Psilocybin (4-phosphoryloxy-N,N-dimethyltryptamine) and psilocin are both indole chemical compounds obtained from certain types of dried or fresh hallucinogenic mushrooms found in Mexico, Central America and the United States. These compounds have similar structure to lysergic acid diethylamide (LSD), and are abused for their hallucinogenic and euphoric effects. Hallucinogenic effects are probably due to effects on central nervous system serotonin (5-HT) receptors.
There are over 180 species of mushrooms that contain the chemicals psilocybin or psilocin. Like the peyote, hallucinogenic mushrooms have been used in native rites for centuries. Both psilocybin and psilocin can also be produced synthetically in the lab. There have been reports that psilocybin bought on the streets can actually be other species of mushrooms laced with LSD.
Methods of Psilocybin Use
Mushrooms are ingested orally and may be made into a tea or mixed into other foods. The mushrooms may be used fresh or dried. Psilocybin has a bitter, unpalatable taste.
“Magic Mushrooms” have long, slender stems which may appear white or greyish topped by caps with dark gills on the underside. Dried mushrooms are usually a reddish rust brown color with isolated areas of off-white.
What is the Usual Dose of Psilocybin Mushrooms?
Dried mushrooms contain about 0.2 to 0.4 percent psilocybin and only trace amounts of psilocin. The typical dose of psilocybin is 10 to 50 milligrams (roughly 20 to 30 grams of fresh mushroom, or 1 to 2.5 grams of dried mushroom powder) with peak effects occurring in 1 to 2 hours, and lasting for about six hours.
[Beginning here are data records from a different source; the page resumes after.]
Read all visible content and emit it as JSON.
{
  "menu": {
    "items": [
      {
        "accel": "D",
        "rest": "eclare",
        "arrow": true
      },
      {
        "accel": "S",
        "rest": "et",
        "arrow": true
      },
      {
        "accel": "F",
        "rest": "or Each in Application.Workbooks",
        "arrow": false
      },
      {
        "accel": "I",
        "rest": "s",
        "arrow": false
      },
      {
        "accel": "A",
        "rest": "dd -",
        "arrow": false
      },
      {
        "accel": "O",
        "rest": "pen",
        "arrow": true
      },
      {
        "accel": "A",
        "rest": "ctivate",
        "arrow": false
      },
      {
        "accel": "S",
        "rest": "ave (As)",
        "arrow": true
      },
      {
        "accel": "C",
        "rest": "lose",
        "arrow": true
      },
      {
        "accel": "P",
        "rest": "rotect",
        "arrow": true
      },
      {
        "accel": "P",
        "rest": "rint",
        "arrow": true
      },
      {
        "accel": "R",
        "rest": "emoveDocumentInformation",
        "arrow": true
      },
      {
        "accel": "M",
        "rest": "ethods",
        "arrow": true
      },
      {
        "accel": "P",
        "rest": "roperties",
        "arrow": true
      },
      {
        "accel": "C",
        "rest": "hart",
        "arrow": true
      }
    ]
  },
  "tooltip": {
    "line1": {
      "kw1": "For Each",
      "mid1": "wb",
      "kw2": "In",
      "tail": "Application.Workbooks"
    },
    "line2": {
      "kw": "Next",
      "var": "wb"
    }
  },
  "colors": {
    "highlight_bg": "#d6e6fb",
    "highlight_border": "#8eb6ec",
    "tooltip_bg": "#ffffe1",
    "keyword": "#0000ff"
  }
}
However, dose and effects can vary considerably depending upon mushroom type, method of preparation, and tolerance of the individual.
Effects of ‘Magic Mushroom’ Use
Psilocybin effects are similar to those of other hallucinogens, such as mescaline from peyote or LSD. The psychological reaction to psilocybin use include visual and auditory hallucinations and an inability to discern fantasy from reality. Panic reactions and psychosis also may occur, particularly if large doses of psilocybin are ingested.
Hallucinogens that interfere with the action of the brain chemical serotonin may alter:
- sensory perception
- body temperature
- sexual behavior
- muscle control
Physical effects of psychedelic mushrooms may include a feeling of nausea, vomiting, muscle weakness, confusion, and a lack of coordination. Combined use with other substances, such as alcohol and marijuana can heighten, or worsen all of these effects.
Other effects of hallucinogenic drugs can include:
- intensified feelings and sensory experiences
- changes in sense of time (for example, time passing by slowly)
- increased blood pressure, breathing rate, or body temperature
- loss of appetite
- dry mouth
- sleep problems
- mixed senses (such as “seeing” sounds or “hearing” colors)
- spiritual experiences
- feelings of relaxation or detachment from self/environment
- uncoordinated movements
- lowered inhibition
- excessive sweating
- paranoia – extreme and unreasonable distrust of others
- psychosis – disordered thinking detached from reality